--- REQUIRED ACTION ---
Where a record holds a picture, leave the picture out; otherwise repeat every record exactly.

--- EXTRACTED INFORMATION ---
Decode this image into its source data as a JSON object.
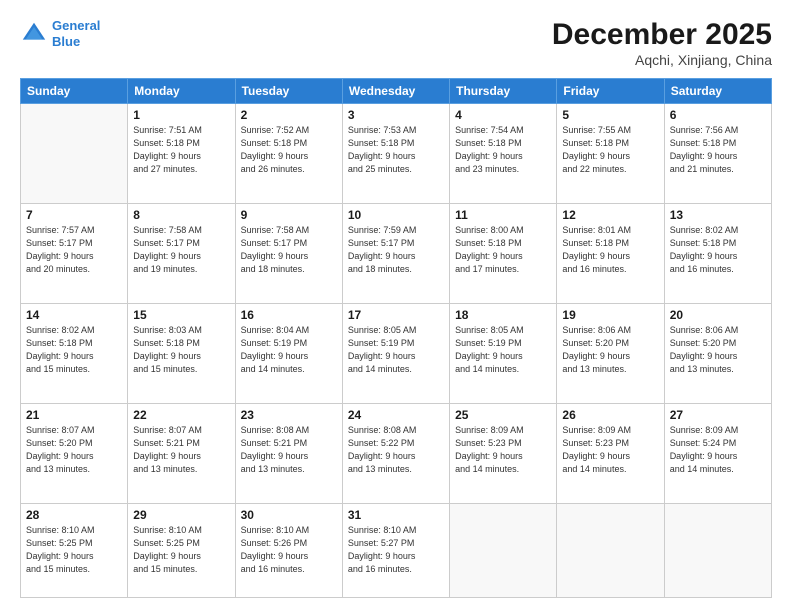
{
  "header": {
    "logo_line1": "General",
    "logo_line2": "Blue",
    "month": "December 2025",
    "location": "Aqchi, Xinjiang, China"
  },
  "weekdays": [
    "Sunday",
    "Monday",
    "Tuesday",
    "Wednesday",
    "Thursday",
    "Friday",
    "Saturday"
  ],
  "weeks": [
    [
      {
        "day": "",
        "info": ""
      },
      {
        "day": "1",
        "info": "Sunrise: 7:51 AM\nSunset: 5:18 PM\nDaylight: 9 hours\nand 27 minutes."
      },
      {
        "day": "2",
        "info": "Sunrise: 7:52 AM\nSunset: 5:18 PM\nDaylight: 9 hours\nand 26 minutes."
      },
      {
        "day": "3",
        "info": "Sunrise: 7:53 AM\nSunset: 5:18 PM\nDaylight: 9 hours\nand 25 minutes."
      },
      {
        "day": "4",
        "info": "Sunrise: 7:54 AM\nSunset: 5:18 PM\nDaylight: 9 hours\nand 23 minutes."
      },
      {
        "day": "5",
        "info": "Sunrise: 7:55 AM\nSunset: 5:18 PM\nDaylight: 9 hours\nand 22 minutes."
      },
      {
        "day": "6",
        "info": "Sunrise: 7:56 AM\nSunset: 5:18 PM\nDaylight: 9 hours\nand 21 minutes."
      }
    ],
    [
      {
        "day": "7",
        "info": "Sunrise: 7:57 AM\nSunset: 5:17 PM\nDaylight: 9 hours\nand 20 minutes."
      },
      {
        "day": "8",
        "info": "Sunrise: 7:58 AM\nSunset: 5:17 PM\nDaylight: 9 hours\nand 19 minutes."
      },
      {
        "day": "9",
        "info": "Sunrise: 7:58 AM\nSunset: 5:17 PM\nDaylight: 9 hours\nand 18 minutes."
      },
      {
        "day": "10",
        "info": "Sunrise: 7:59 AM\nSunset: 5:17 PM\nDaylight: 9 hours\nand 18 minutes."
      },
      {
        "day": "11",
        "info": "Sunrise: 8:00 AM\nSunset: 5:18 PM\nDaylight: 9 hours\nand 17 minutes."
      },
      {
        "day": "12",
        "info": "Sunrise: 8:01 AM\nSunset: 5:18 PM\nDaylight: 9 hours\nand 16 minutes."
      },
      {
        "day": "13",
        "info": "Sunrise: 8:02 AM\nSunset: 5:18 PM\nDaylight: 9 hours\nand 16 minutes."
      }
    ],
    [
      {
        "day": "14",
        "info": "Sunrise: 8:02 AM\nSunset: 5:18 PM\nDaylight: 9 hours\nand 15 minutes."
      },
      {
        "day": "15",
        "info": "Sunrise: 8:03 AM\nSunset: 5:18 PM\nDaylight: 9 hours\nand 15 minutes."
      },
      {
        "day": "16",
        "info": "Sunrise: 8:04 AM\nSunset: 5:19 PM\nDaylight: 9 hours\nand 14 minutes."
      },
      {
        "day": "17",
        "info": "Sunrise: 8:05 AM\nSunset: 5:19 PM\nDaylight: 9 hours\nand 14 minutes."
      },
      {
        "day": "18",
        "info": "Sunrise: 8:05 AM\nSunset: 5:19 PM\nDaylight: 9 hours\nand 14 minutes."
      },
      {
        "day": "19",
        "info": "Sunrise: 8:06 AM\nSunset: 5:20 PM\nDaylight: 9 hours\nand 13 minutes."
      },
      {
        "day": "20",
        "info": "Sunrise: 8:06 AM\nSunset: 5:20 PM\nDaylight: 9 hours\nand 13 minutes."
      }
    ],
    [
      {
        "day": "21",
        "info": "Sunrise: 8:07 AM\nSunset: 5:20 PM\nDaylight: 9 hours\nand 13 minutes."
      },
      {
        "day": "22",
        "info": "Sunrise: 8:07 AM\nSunset: 5:21 PM\nDaylight: 9 hours\nand 13 minutes."
      },
      {
        "day": "23",
        "info": "Sunrise: 8:08 AM\nSunset: 5:21 PM\nDaylight: 9 hours\nand 13 minutes."
      },
      {
        "day": "24",
        "info": "Sunrise: 8:08 AM\nSunset: 5:22 PM\nDaylight: 9 hours\nand 13 minutes."
      },
      {
        "day": "25",
        "info": "Sunrise: 8:09 AM\nSunset: 5:23 PM\nDaylight: 9 hours\nand 14 minutes."
      },
      {
        "day": "26",
        "info": "Sunrise: 8:09 AM\nSunset: 5:23 PM\nDaylight: 9 hours\nand 14 minutes."
      },
      {
        "day": "27",
        "info": "Sunrise: 8:09 AM\nSunset: 5:24 PM\nDaylight: 9 hours\nand 14 minutes."
      }
    ],
    [
      {
        "day": "28",
        "info": "Sunrise: 8:10 AM\nSunset: 5:25 PM\nDaylight: 9 hours\nand 15 minutes."
      },
      {
        "day": "29",
        "info": "Sunrise: 8:10 AM\nSunset: 5:25 PM\nDaylight: 9 hours\nand 15 minutes."
      },
      {
        "day": "30",
        "info": "Sunrise: 8:10 AM\nSunset: 5:26 PM\nDaylight: 9 hours\nand 16 minutes."
      },
      {
        "day": "31",
        "info": "Sunrise: 8:10 AM\nSunset: 5:27 PM\nDaylight: 9 hours\nand 16 minutes."
      },
      {
        "day": "",
        "info": ""
      },
      {
        "day": "",
        "info": ""
      },
      {
        "day": "",
        "info": ""
      }
    ]
  ]
}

--- TASK RESULT ---
Decode this image into its source data as a JSON object.
{
  "header": {
    "logo_line1": "General",
    "logo_line2": "Blue",
    "month": "December 2025",
    "location": "Aqchi, Xinjiang, China"
  },
  "weekdays": [
    "Sunday",
    "Monday",
    "Tuesday",
    "Wednesday",
    "Thursday",
    "Friday",
    "Saturday"
  ],
  "weeks": [
    [
      {
        "day": "",
        "info": ""
      },
      {
        "day": "1",
        "info": "Sunrise: 7:51 AM\nSunset: 5:18 PM\nDaylight: 9 hours\nand 27 minutes."
      },
      {
        "day": "2",
        "info": "Sunrise: 7:52 AM\nSunset: 5:18 PM\nDaylight: 9 hours\nand 26 minutes."
      },
      {
        "day": "3",
        "info": "Sunrise: 7:53 AM\nSunset: 5:18 PM\nDaylight: 9 hours\nand 25 minutes."
      },
      {
        "day": "4",
        "info": "Sunrise: 7:54 AM\nSunset: 5:18 PM\nDaylight: 9 hours\nand 23 minutes."
      },
      {
        "day": "5",
        "info": "Sunrise: 7:55 AM\nSunset: 5:18 PM\nDaylight: 9 hours\nand 22 minutes."
      },
      {
        "day": "6",
        "info": "Sunrise: 7:56 AM\nSunset: 5:18 PM\nDaylight: 9 hours\nand 21 minutes."
      }
    ],
    [
      {
        "day": "7",
        "info": "Sunrise: 7:57 AM\nSunset: 5:17 PM\nDaylight: 9 hours\nand 20 minutes."
      },
      {
        "day": "8",
        "info": "Sunrise: 7:58 AM\nSunset: 5:17 PM\nDaylight: 9 hours\nand 19 minutes."
      },
      {
        "day": "9",
        "info": "Sunrise: 7:58 AM\nSunset: 5:17 PM\nDaylight: 9 hours\nand 18 minutes."
      },
      {
        "day": "10",
        "info": "Sunrise: 7:59 AM\nSunset: 5:17 PM\nDaylight: 9 hours\nand 18 minutes."
      },
      {
        "day": "11",
        "info": "Sunrise: 8:00 AM\nSunset: 5:18 PM\nDaylight: 9 hours\nand 17 minutes."
      },
      {
        "day": "12",
        "info": "Sunrise: 8:01 AM\nSunset: 5:18 PM\nDaylight: 9 hours\nand 16 minutes."
      },
      {
        "day": "13",
        "info": "Sunrise: 8:02 AM\nSunset: 5:18 PM\nDaylight: 9 hours\nand 16 minutes."
      }
    ],
    [
      {
        "day": "14",
        "info": "Sunrise: 8:02 AM\nSunset: 5:18 PM\nDaylight: 9 hours\nand 15 minutes."
      },
      {
        "day": "15",
        "info": "Sunrise: 8:03 AM\nSunset: 5:18 PM\nDaylight: 9 hours\nand 15 minutes."
      },
      {
        "day": "16",
        "info": "Sunrise: 8:04 AM\nSunset: 5:19 PM\nDaylight: 9 hours\nand 14 minutes."
      },
      {
        "day": "17",
        "info": "Sunrise: 8:05 AM\nSunset: 5:19 PM\nDaylight: 9 hours\nand 14 minutes."
      },
      {
        "day": "18",
        "info": "Sunrise: 8:05 AM\nSunset: 5:19 PM\nDaylight: 9 hours\nand 14 minutes."
      },
      {
        "day": "19",
        "info": "Sunrise: 8:06 AM\nSunset: 5:20 PM\nDaylight: 9 hours\nand 13 minutes."
      },
      {
        "day": "20",
        "info": "Sunrise: 8:06 AM\nSunset: 5:20 PM\nDaylight: 9 hours\nand 13 minutes."
      }
    ],
    [
      {
        "day": "21",
        "info": "Sunrise: 8:07 AM\nSunset: 5:20 PM\nDaylight: 9 hours\nand 13 minutes."
      },
      {
        "day": "22",
        "info": "Sunrise: 8:07 AM\nSunset: 5:21 PM\nDaylight: 9 hours\nand 13 minutes."
      },
      {
        "day": "23",
        "info": "Sunrise: 8:08 AM\nSunset: 5:21 PM\nDaylight: 9 hours\nand 13 minutes."
      },
      {
        "day": "24",
        "info": "Sunrise: 8:08 AM\nSunset: 5:22 PM\nDaylight: 9 hours\nand 13 minutes."
      },
      {
        "day": "25",
        "info": "Sunrise: 8:09 AM\nSunset: 5:23 PM\nDaylight: 9 hours\nand 14 minutes."
      },
      {
        "day": "26",
        "info": "Sunrise: 8:09 AM\nSunset: 5:23 PM\nDaylight: 9 hours\nand 14 minutes."
      },
      {
        "day": "27",
        "info": "Sunrise: 8:09 AM\nSunset: 5:24 PM\nDaylight: 9 hours\nand 14 minutes."
      }
    ],
    [
      {
        "day": "28",
        "info": "Sunrise: 8:10 AM\nSunset: 5:25 PM\nDaylight: 9 hours\nand 15 minutes."
      },
      {
        "day": "29",
        "info": "Sunrise: 8:10 AM\nSunset: 5:25 PM\nDaylight: 9 hours\nand 15 minutes."
      },
      {
        "day": "30",
        "info": "Sunrise: 8:10 AM\nSunset: 5:26 PM\nDaylight: 9 hours\nand 16 minutes."
      },
      {
        "day": "31",
        "info": "Sunrise: 8:10 AM\nSunset: 5:27 PM\nDaylight: 9 hours\nand 16 minutes."
      },
      {
        "day": "",
        "info": ""
      },
      {
        "day": "",
        "info": ""
      },
      {
        "day": "",
        "info": ""
      }
    ]
  ]
}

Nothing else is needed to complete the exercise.